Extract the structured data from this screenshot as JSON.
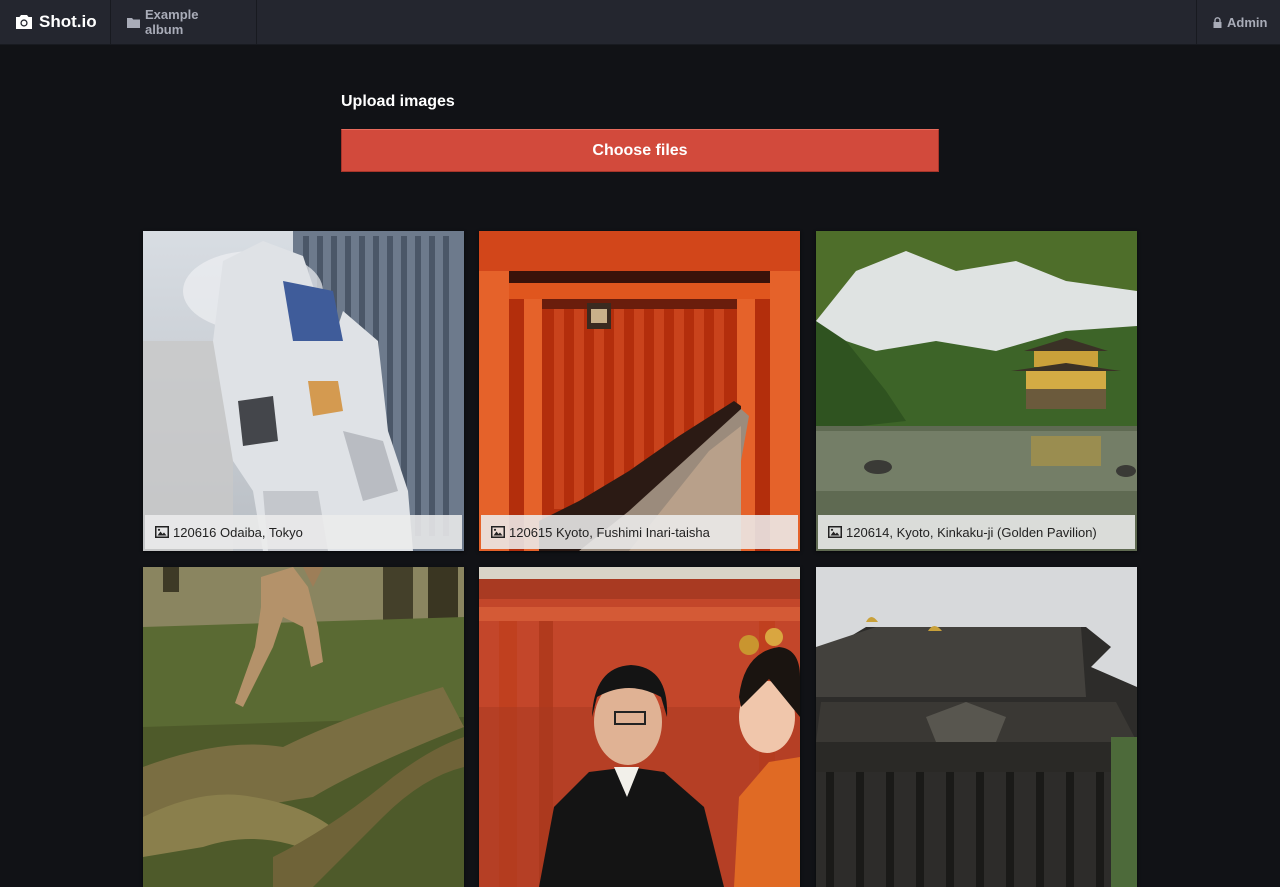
{
  "nav": {
    "brand": "Shot.io",
    "album": "Example album",
    "admin": "Admin"
  },
  "upload": {
    "title": "Upload images",
    "button": "Choose files"
  },
  "gallery": {
    "items": [
      {
        "caption": "120616 Odaiba, Tokyo"
      },
      {
        "caption": "120615 Kyoto, Fushimi Inari-taisha"
      },
      {
        "caption": "120614, Kyoto, Kinkaku-ji (Golden Pavilion)"
      },
      {
        "caption": ""
      },
      {
        "caption": ""
      },
      {
        "caption": ""
      }
    ]
  },
  "icons": {
    "brand": "camera-icon",
    "album": "folder-icon",
    "admin": "lock-icon",
    "caption": "image-icon"
  },
  "colors": {
    "background": "#111216",
    "topbar": "#24262f",
    "accent_button": "#d24a3c"
  }
}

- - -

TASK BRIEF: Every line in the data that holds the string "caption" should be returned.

ANSWER TO THIS EXERCISE:
        "caption": "120616 Odaiba, Tokyo"
        "caption": "120615 Kyoto, Fushimi Inari-taisha"
        "caption": "120614, Kyoto, Kinkaku-ji (Golden Pavilion)"
        "caption": ""
        "caption": ""
        "caption": ""
    "caption": "image-icon"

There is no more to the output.